I’m not a parent. I’ve never seen a piece of myself shining in the eyes of a child. I can’t imagine what that is like, and I cannot fathom what it must be like to have it and lose it. I have lost my entire world to grief. When you go through it, there’s a pernicious lie you’re told in counseling, by people who don’t get it, by most of pop culture: it gets better. The pain goes away. It doesn’t. It does change. It changes you. The knife-sharp pangs that wrack you in the beginning become a dull roar. You learn to live around it, but the person you were before never comes back. It’s something you suspect as soon as you lose the person: I’m never going to be the same. The most honest assessment of the grieving process that I’ve ever heard comes from one grieving father to another in the most underrated film of 2017: Wind River.
Taylor Sheridan’s modern western crime thriller (it manages to tick all the requirements for at least three genres) was another spectacular script from the Sicario screenwriter and a very impressive directorial debut. As good as Gary Oldman was as Winston Churchill, I thought Jeremy Renner’s performance in this film was the best acting I saw last year. Renner is always strong, but to the detriment of his appreciation, his performances are usually understated character work. With Wind River he was able to blend his gift for nuance with a clear, deep connection to the material. The porch scene is so intensely honest that it nearly blew me out of the theater. It’s a testament to how entertaining the film is in the midst of dealing with the bleakest terrain a human soul has to cross that I was able to walk out feeling like I’d finally spent time with someone who got it. I wish I’d have gotten a counselor as good as the one Renner’s character got at that seminar in Casper.
2018 is here, and it becomes time to look back over the last year and film and highlight the best of what was, overall, a pretty anemic year for movies in 2017. It was a great year for comic book fans in terms of quantity of quality, with nearly every film released connecting. There were some surprising gems that emerged (Get Out, Wind River), and blockbusters that actually did deliver (Dunkirk, War for the Planet of the Apes), but more films that didn’t live up to the hype and disappointed versus their potential. Animation, particularly, had an anemic year with Coco being the only film that even drew me to a theater. Overall, I have seen 75 2017 releases, and with awards season still continuing to expand a number of the top contenders, there are a number of films that could significantly impact this list, but here are Killing Time’s Top 10 Films of 2017 with links to my review of each film.
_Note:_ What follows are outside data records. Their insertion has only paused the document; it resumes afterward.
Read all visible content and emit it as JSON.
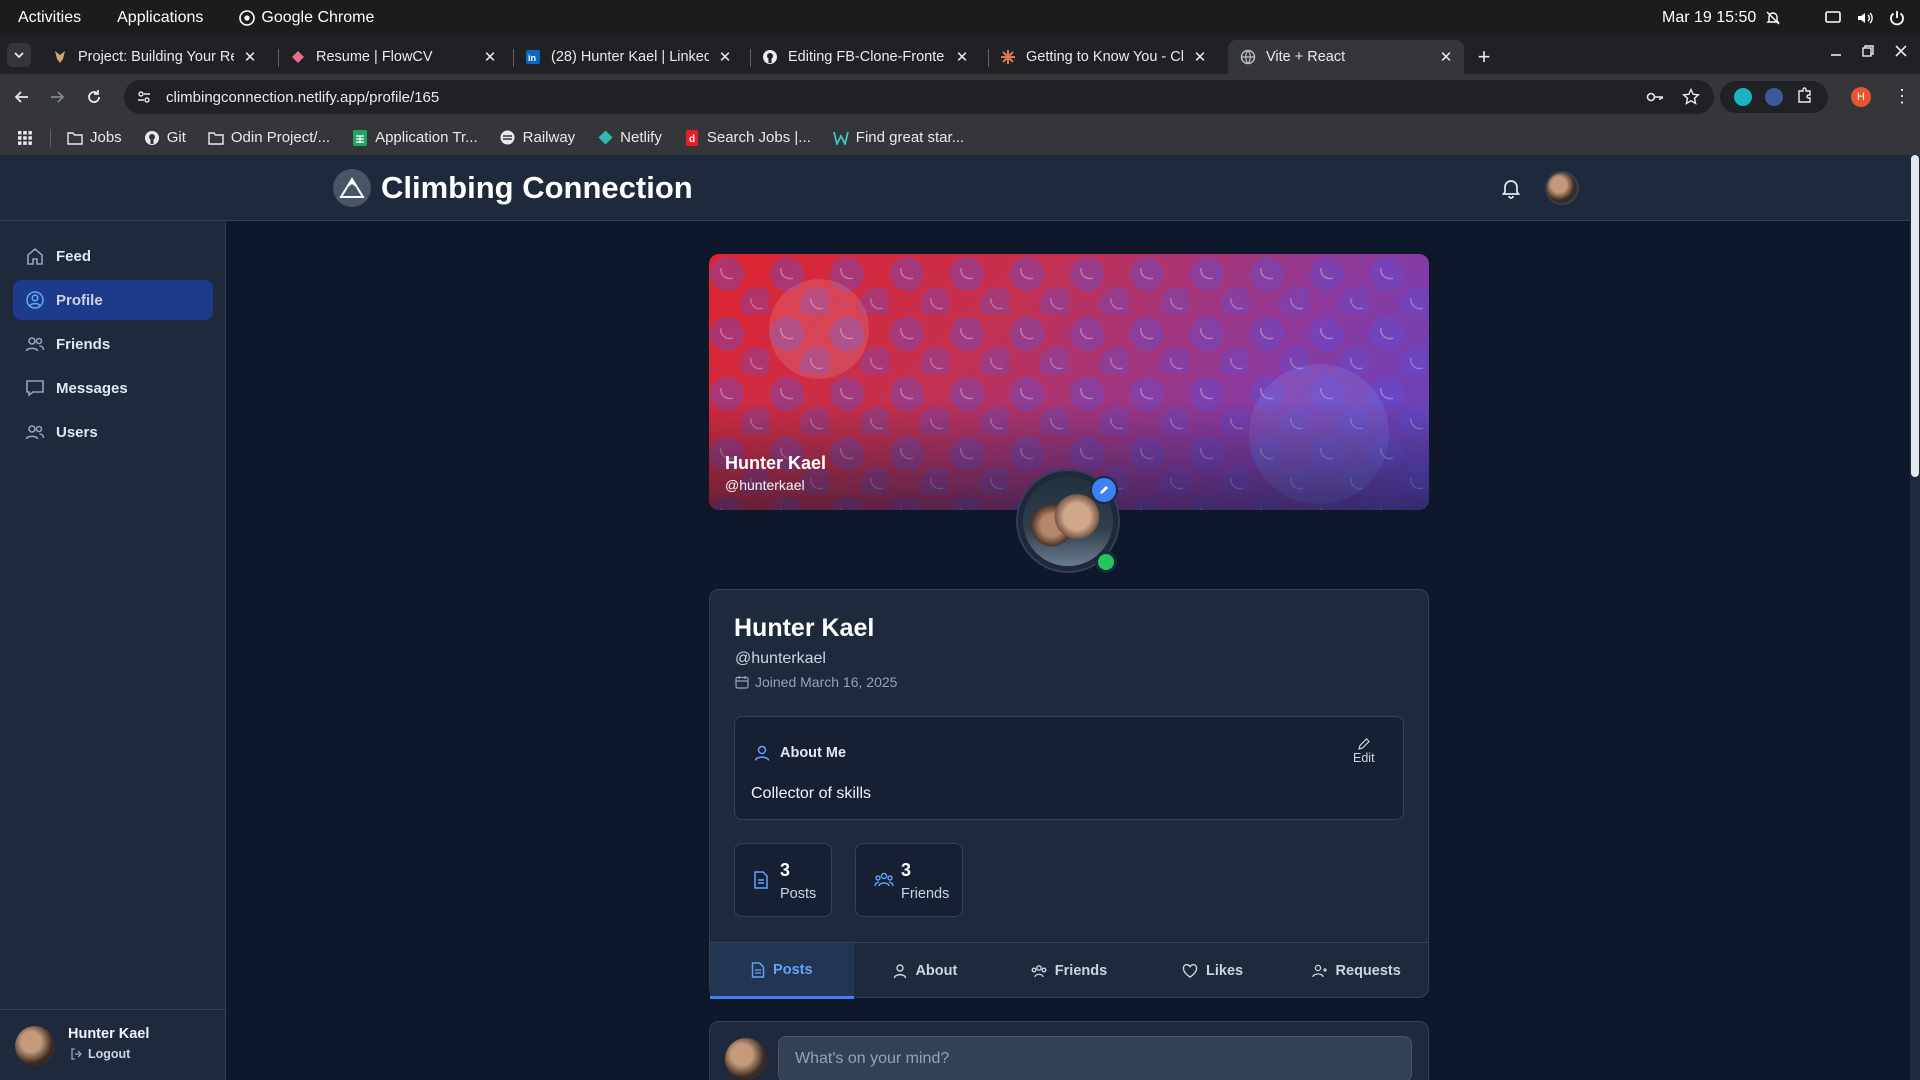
{
  "os": {
    "activities": "Activities",
    "applications": "Applications",
    "app_name": "Google Chrome",
    "datetime": "Mar 19  15:50"
  },
  "browser": {
    "tabs": [
      {
        "title": "Project: Building Your Re",
        "icon": "odin-icon"
      },
      {
        "title": "Resume | FlowCV",
        "icon": "flowcv-icon"
      },
      {
        "title": "(28) Hunter Kael | Linked",
        "icon": "linkedin-icon"
      },
      {
        "title": "Editing FB-Clone-Fronte",
        "icon": "github-icon"
      },
      {
        "title": "Getting to Know You - Cl",
        "icon": "claude-icon"
      },
      {
        "title": "Vite + React",
        "icon": "globe-icon"
      }
    ],
    "url": "climbingconnection.netlify.app/profile/165",
    "profile_initial": "H",
    "bookmarks": [
      {
        "label": "Jobs",
        "icon": "folder-icon"
      },
      {
        "label": "Git",
        "icon": "github-icon"
      },
      {
        "label": "Odin Project/...",
        "icon": "folder-icon"
      },
      {
        "label": "Application Tr...",
        "icon": "sheets-icon"
      },
      {
        "label": "Railway",
        "icon": "railway-icon"
      },
      {
        "label": "Netlify",
        "icon": "netlify-icon"
      },
      {
        "label": "Search Jobs |...",
        "icon": "dice-icon"
      },
      {
        "label": "Find great star...",
        "icon": "wellfound-icon"
      }
    ]
  },
  "app": {
    "title": "Climbing Connection",
    "nav": [
      {
        "label": "Feed",
        "icon": "home-icon"
      },
      {
        "label": "Profile",
        "icon": "user-circle-icon"
      },
      {
        "label": "Friends",
        "icon": "users-icon"
      },
      {
        "label": "Messages",
        "icon": "message-icon"
      },
      {
        "label": "Users",
        "icon": "users-icon"
      }
    ],
    "active_nav": "Profile",
    "footer": {
      "name": "Hunter Kael",
      "logout": "Logout"
    }
  },
  "profile": {
    "cover_name": "Hunter Kael",
    "cover_handle": "@hunterkael",
    "name": "Hunter Kael",
    "handle": "@hunterkael",
    "joined": "Joined March 16, 2025",
    "about_title": "About Me",
    "about_edit": "Edit",
    "about_text": "Collector of skills",
    "stats": [
      {
        "value": "3",
        "label": "Posts",
        "icon": "document-icon"
      },
      {
        "value": "3",
        "label": "Friends",
        "icon": "users-icon"
      }
    ],
    "tabs": [
      {
        "label": "Posts",
        "icon": "document-icon"
      },
      {
        "label": "About",
        "icon": "user-icon"
      },
      {
        "label": "Friends",
        "icon": "users-icon"
      },
      {
        "label": "Likes",
        "icon": "heart-icon"
      },
      {
        "label": "Requests",
        "icon": "user-plus-icon"
      }
    ],
    "active_tab": "Posts",
    "composer_placeholder": "What's on your mind?"
  },
  "colors": {
    "accent": "#3b82f6",
    "background": "#0f172a",
    "surface": "#1e293b",
    "online": "#22c55e"
  }
}
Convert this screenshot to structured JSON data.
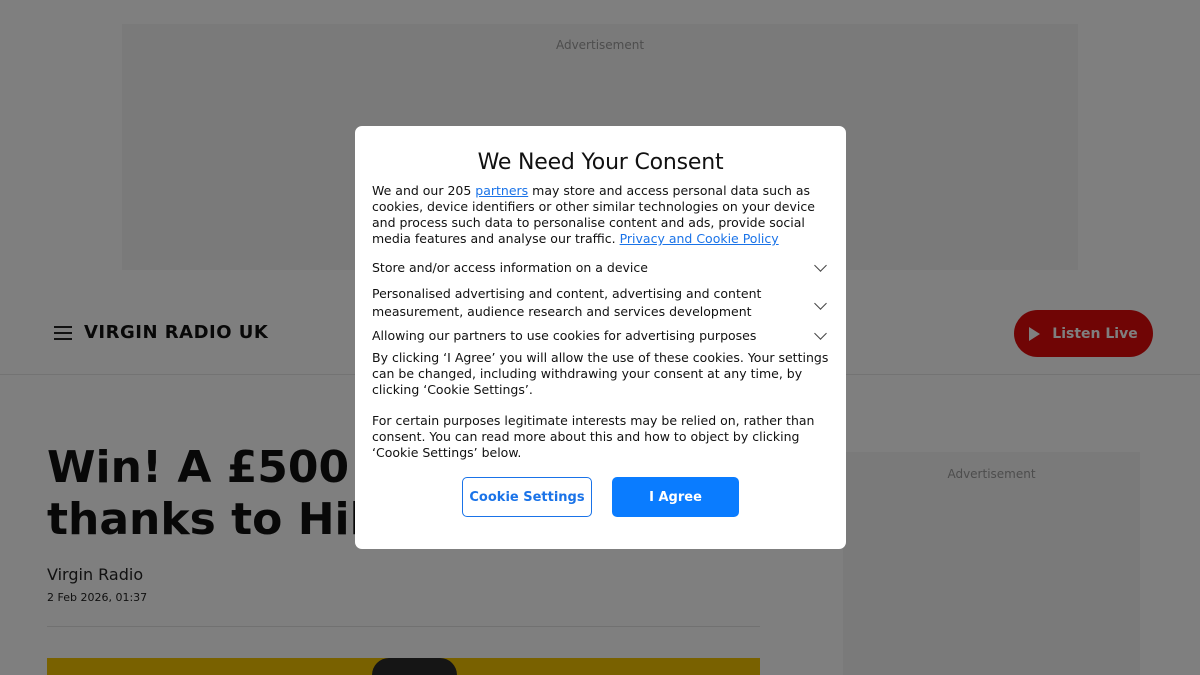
{
  "page": {
    "ad_label": "Advertisement",
    "logo": "VIRGIN RADIO UK",
    "listen_live": "Listen Live",
    "headline_line1": "Win! A £500",
    "headline_line2": "thanks to Hil",
    "author": "Virgin Radio",
    "date": "2 Feb 2026, 01:37",
    "brand_color": "#e10a0a"
  },
  "consent": {
    "title": "We Need Your Consent",
    "intro_prefix": "We and our 205 ",
    "partners_link": "partners",
    "intro_suffix": " may store and access personal data such as cookies, device identifiers or other similar technologies on your device and process such data to personalise content and ads, provide social media features and analyse our traffic. ",
    "policy_link": "Privacy and Cookie Policy",
    "purposes": [
      "Store and/or access information on a device",
      "Personalised advertising and content, advertising and content measurement, audience research and services development",
      "Allowing our partners to use cookies for advertising purposes"
    ],
    "agree_text": "By clicking ‘I Agree’ you will allow the use of these cookies. Your settings can be changed, including  withdrawing your consent at any time,  by clicking ‘Cookie Settings’.",
    "legit_text": "For certain purposes legitimate interests may be relied on, rather than consent. You can read more about this and how to object by clicking ‘Cookie Settings’ below.",
    "cookie_settings_button": "Cookie Settings",
    "agree_button": "I Agree",
    "accent_color": "#0a7cff"
  }
}
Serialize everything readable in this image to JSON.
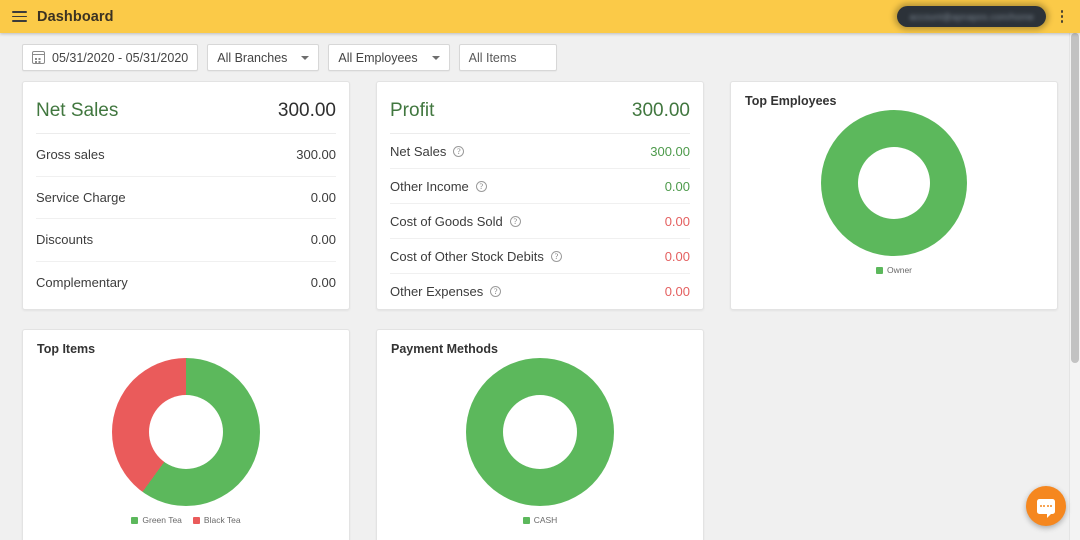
{
  "appbar": {
    "menu_icon": "hamburger-icon",
    "title": "Dashboard",
    "account_email_blurred": "account@apnapos.com/home",
    "overflow_icon": "vertical-dots-icon"
  },
  "filters": {
    "date_range": "05/31/2020 - 05/31/2020",
    "calendar_icon": "calendar-icon",
    "branches": "All Branches",
    "employees": "All Employees",
    "items_placeholder": "All Items",
    "items_value": "All Items"
  },
  "net_sales_card": {
    "title": "Net Sales",
    "total": "300.00",
    "rows": [
      {
        "label": "Gross sales",
        "value": "300.00"
      },
      {
        "label": "Service Charge",
        "value": "0.00"
      },
      {
        "label": "Discounts",
        "value": "0.00"
      },
      {
        "label": "Complementary",
        "value": "0.00"
      }
    ]
  },
  "profit_card": {
    "title": "Profit",
    "total": "300.00",
    "rows": [
      {
        "label": "Net Sales",
        "value": "300.00",
        "tone": "green"
      },
      {
        "label": "Other Income",
        "value": "0.00",
        "tone": "green"
      },
      {
        "label": "Cost of Goods Sold",
        "value": "0.00",
        "tone": "red"
      },
      {
        "label": "Cost of Other Stock Debits",
        "value": "0.00",
        "tone": "red"
      },
      {
        "label": "Other Expenses",
        "value": "0.00",
        "tone": "red"
      }
    ]
  },
  "colors": {
    "header": "#fbca48",
    "green": "#5cb85c",
    "red": "#ea5b5b",
    "title_green": "#41773f",
    "value_green": "#4d9a4b",
    "value_red": "#e46060",
    "accent_orange": "#f5871f",
    "page_bg": "#f0f0f0"
  },
  "fab": {
    "icon": "chat-bubble-icon"
  },
  "chart_data": [
    {
      "type": "pie",
      "title": "Top Employees",
      "categories": [
        "Owner"
      ],
      "values": [
        100
      ],
      "colors": [
        "#5cb85c"
      ],
      "legend_position": "bottom",
      "donut": true
    },
    {
      "type": "pie",
      "title": "Top Items",
      "categories": [
        "Green Tea",
        "Black Tea"
      ],
      "values": [
        60,
        40
      ],
      "colors": [
        "#5cb85c",
        "#ea5b5b"
      ],
      "legend_position": "bottom",
      "donut": true
    },
    {
      "type": "pie",
      "title": "Payment Methods",
      "categories": [
        "CASH"
      ],
      "values": [
        100
      ],
      "colors": [
        "#5cb85c"
      ],
      "legend_position": "bottom",
      "donut": true
    }
  ]
}
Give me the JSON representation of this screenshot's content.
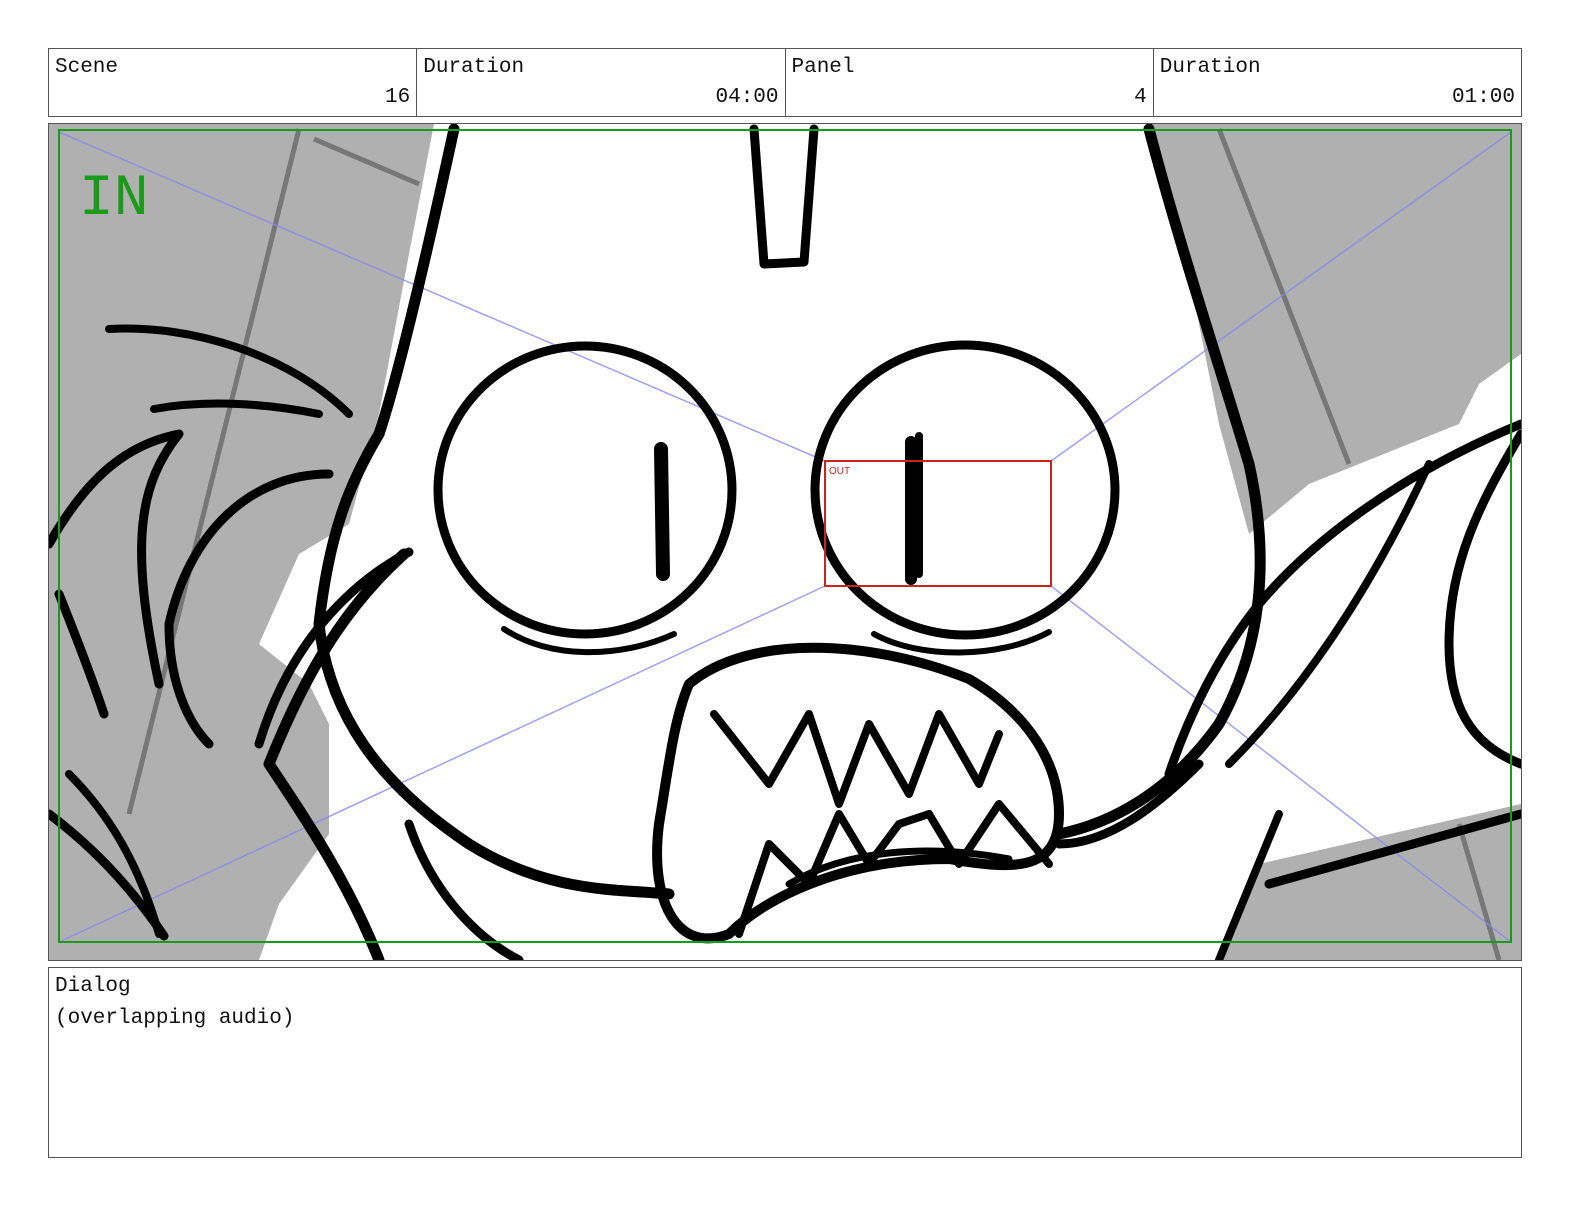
{
  "header": {
    "scene_label": "Scene",
    "scene_value": "16",
    "scene_duration_label": "Duration",
    "scene_duration_value": "04:00",
    "panel_label": "Panel",
    "panel_value": "4",
    "panel_duration_label": "Duration",
    "panel_duration_value": "01:00"
  },
  "frame": {
    "in_label": "IN",
    "out_label": "OUT",
    "in_color": "#1a9a1a",
    "out_color": "#cc2222",
    "guide_color": "#8888ee"
  },
  "dialog": {
    "label": "Dialog",
    "text": "(overlapping audio)"
  }
}
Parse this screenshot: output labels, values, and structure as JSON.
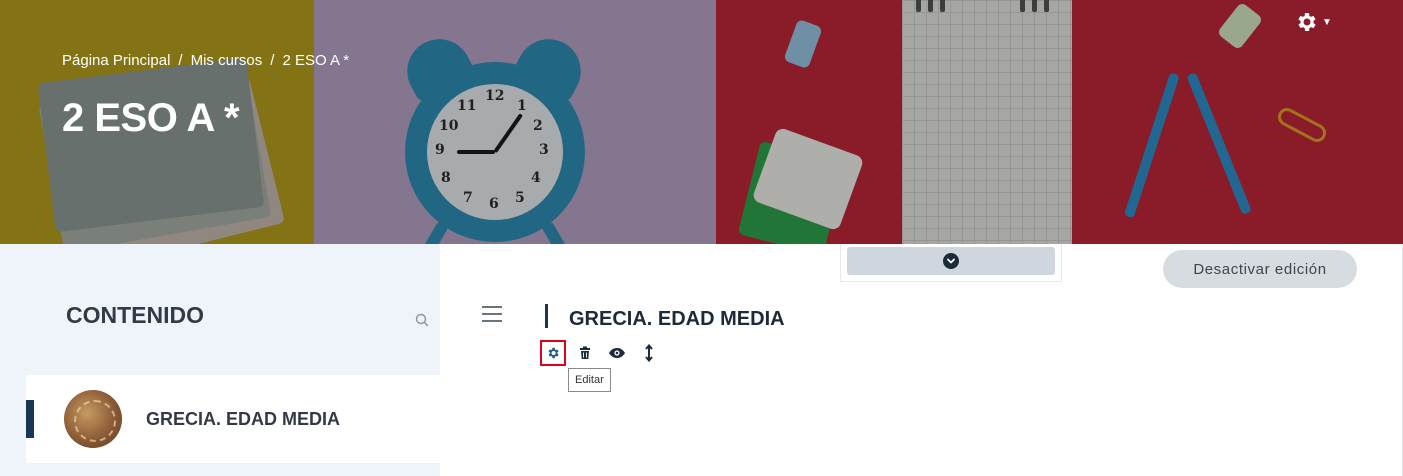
{
  "banner": {
    "breadcrumb": {
      "home": "Página Principal",
      "my_courses": "Mis cursos",
      "current": "2 ESO A *",
      "separator": "/"
    },
    "course_title": "2 ESO A *",
    "settings_icon": "gear-icon"
  },
  "sidebar": {
    "header": "CONTENIDO",
    "search_icon": "search-icon",
    "items": [
      {
        "label": "GRECIA. EDAD MEDIA",
        "active": true
      }
    ]
  },
  "main": {
    "collapse_icon": "chevron-down-circle-icon",
    "edit_toggle_label": "Desactivar edición",
    "section": {
      "title": "GRECIA. EDAD MEDIA",
      "actions": [
        {
          "icon": "gear-icon",
          "name": "edit"
        },
        {
          "icon": "trash-icon",
          "name": "delete"
        },
        {
          "icon": "eye-icon",
          "name": "hide"
        },
        {
          "icon": "move-icon",
          "name": "move"
        }
      ],
      "tooltip": "Editar"
    }
  },
  "colors": {
    "accent_navy": "#1c3656",
    "highlight_red": "#e0001b",
    "sidebar_bg": "#eff4fb"
  }
}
(Films Still to See Include: Lady Bird, The Florida Project, The Post, The Shape of Water, All the Money in the World, I Tonya, and Mudbound)
Continue reading Killing Time’s Top 10 Films of 2017
Jeremy Renner has become one of Hollywood’s most consistent leading men over the last decade. Since hitting A-list status with back-to-back Oscar nominated performances in The Hurt Locker and The Town, Renner has continued to pump out both quality dramas like Wind River, American Hustle, Arrival, and Kill the Messenger. He’s also part of both the Mission Impossible and Marvel Cinematic Universe franchises, contributing to some of the biggest blockbusters of the last few years. He’s a solid leading man and action star with a talent for portraying everyman characters in the tradition of Harrison Ford.
Continue reading Jeremy Renner’s 10 Best Movies
Wind River was released at the tail end of a dismal August right before a dismal September set in, and thankfully delivers the kind of quality you expect from films during awards season. The directorial debut of screenwriter Taylor Sheridan (Sicario, Hell or High Water), Wind River cements Sheridans status as one of the best writers working for the screen today and shows him as a promising talent behind the camera. Wind River is a tense, beautifully-filmed modern crime western (a genre Sheridan has invented that we didn’t know we badly needed). Continue reading Movie Review: Wind River (2017) *A Modern Crime Western Triumph*